● **PROBLEM TO WORK ON**
It is required that all of the data be written out exactly.

[Excerpts from an interface dataset]
..........

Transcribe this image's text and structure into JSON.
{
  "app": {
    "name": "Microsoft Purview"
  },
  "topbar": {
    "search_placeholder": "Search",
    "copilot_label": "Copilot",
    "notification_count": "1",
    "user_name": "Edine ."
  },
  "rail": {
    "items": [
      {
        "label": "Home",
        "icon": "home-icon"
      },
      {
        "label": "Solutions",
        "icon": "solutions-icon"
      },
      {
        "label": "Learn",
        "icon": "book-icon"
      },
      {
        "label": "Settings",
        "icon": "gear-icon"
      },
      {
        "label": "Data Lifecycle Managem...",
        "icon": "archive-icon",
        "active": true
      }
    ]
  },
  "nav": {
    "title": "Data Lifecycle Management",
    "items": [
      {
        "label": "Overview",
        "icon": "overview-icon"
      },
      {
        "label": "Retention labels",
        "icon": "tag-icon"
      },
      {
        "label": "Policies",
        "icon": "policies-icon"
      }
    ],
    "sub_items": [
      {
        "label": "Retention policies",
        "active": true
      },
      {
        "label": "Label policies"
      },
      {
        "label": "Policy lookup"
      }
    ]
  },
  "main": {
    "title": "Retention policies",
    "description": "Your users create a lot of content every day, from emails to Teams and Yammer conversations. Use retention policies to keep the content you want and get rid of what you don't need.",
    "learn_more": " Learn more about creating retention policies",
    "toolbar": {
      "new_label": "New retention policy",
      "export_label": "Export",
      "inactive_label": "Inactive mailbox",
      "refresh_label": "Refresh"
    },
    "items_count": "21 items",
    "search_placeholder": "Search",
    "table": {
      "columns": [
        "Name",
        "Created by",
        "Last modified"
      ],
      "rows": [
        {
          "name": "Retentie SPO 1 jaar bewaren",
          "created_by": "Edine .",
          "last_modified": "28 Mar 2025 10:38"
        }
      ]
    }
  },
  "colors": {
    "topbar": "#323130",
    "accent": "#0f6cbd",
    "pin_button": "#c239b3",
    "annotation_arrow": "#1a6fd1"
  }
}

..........

● **ANSWER FOR THIS EXERCISE**
Transcribe this image's text and structure into JSON.
{
  "app": {
    "name": "Microsoft Purview"
  },
  "topbar": {
    "search_placeholder": "Search",
    "copilot_label": "Copilot",
    "notification_count": "1",
    "user_name": "Edine ."
  },
  "rail": {
    "items": [
      {
        "label": "Home",
        "icon": "home-icon"
      },
      {
        "label": "Solutions",
        "icon": "solutions-icon"
      },
      {
        "label": "Learn",
        "icon": "book-icon"
      },
      {
        "label": "Settings",
        "icon": "gear-icon"
      },
      {
        "label": "Data Lifecycle Managem...",
        "icon": "archive-icon",
        "active": true
      }
    ]
  },
  "nav": {
    "title": "Data Lifecycle Management",
    "items": [
      {
        "label": "Overview",
        "icon": "overview-icon"
      },
      {
        "label": "Retention labels",
        "icon": "tag-icon"
      },
      {
        "label": "Policies",
        "icon": "policies-icon"
      }
    ],
    "sub_items": [
      {
        "label": "Retention policies",
        "active": true
      },
      {
        "label": "Label policies"
      },
      {
        "label": "Policy lookup"
      }
    ]
  },
  "main": {
    "title": "Retention policies",
    "description": "Your users create a lot of content every day, from emails to Teams and Yammer conversations. Use retention policies to keep the content you want and get rid of what you don't need.",
    "learn_more": " Learn more about creating retention policies",
    "toolbar": {
      "new_label": "New retention policy",
      "export_label": "Export",
      "inactive_label": "Inactive mailbox",
      "refresh_label": "Refresh"
    },
    "items_count": "21 items",
    "search_placeholder": "Search",
    "table": {
      "columns": [
        "Name",
        "Created by",
        "Last modified"
      ],
      "rows": [
        {
          "name": "Retentie SPO 1 jaar bewaren",
          "created_by": "Edine .",
          "last_modified": "28 Mar 2025 10:38"
        }
      ]
    }
  },
  "colors": {
    "topbar": "#323130",
    "accent": "#0f6cbd",
    "pin_button": "#c239b3",
    "annotation_arrow": "#1a6fd1"
  }
}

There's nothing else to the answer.